While there has been illustrated and described a disclosure with reference to certain embodiments, it will be appreciated that numerous changes and modifications are likely to occur to those skilled in the art. It is intended in the appended claims to cover all those changes and modifications that fall within the spirit and scope of this disclosure and should, therefore, be determined only by the following claims and their equivalents.

Referenced by
Citing PatentFiling datePublication dateApplicantTitle
US7405662Jun 14, 2006Jul 29, 2008Datalogic Mobile, Inc.Wireless tag ranging
US7821400Sep 25, 2007Oct 26, 2010Datalogic Scanning, Inc.System and method for verifying number of wireless tagged items in a transaction
US8035517 *Apr 4, 2006Oct 11, 2011Mallinckrodt LLC.Systems and methods for managing information relating to medical fluids and containers therefor
Classifications
U.S. Classification340/572.7
International ClassificationG08B13/14
Cooperative ClassificationG08B13/2474, H01Q1/22, G06K7/0004, H01Q7/00, H01Q1/2225, G06K7/10881
European ClassificationG08B13/24B7A2, G06K7/10S9F, H01Q1/22C4, G06K7/00C, H01Q7/00, H01Q1/22
Legal Events
DateCodeEventDescription
Oct 17, 2005ASAssignment
Owner name: PSC SCANNING, INC., OREGON
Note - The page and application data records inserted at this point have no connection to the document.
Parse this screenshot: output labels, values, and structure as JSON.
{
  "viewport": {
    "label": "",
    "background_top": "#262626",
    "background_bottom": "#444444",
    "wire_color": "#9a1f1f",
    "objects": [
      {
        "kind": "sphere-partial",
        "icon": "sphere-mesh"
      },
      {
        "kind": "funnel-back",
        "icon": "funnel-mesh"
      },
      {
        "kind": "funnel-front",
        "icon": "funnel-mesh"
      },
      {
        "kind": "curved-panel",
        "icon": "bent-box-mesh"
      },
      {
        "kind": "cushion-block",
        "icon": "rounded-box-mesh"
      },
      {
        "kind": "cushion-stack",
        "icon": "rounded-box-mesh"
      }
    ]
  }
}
Free format text: ASSIGNMENT OF ASSIGNORS INTEREST;ASSIGNOR:WAGNER, JAMES DANIEL;REEL/FRAME:016647/0291
Effective date: 20050923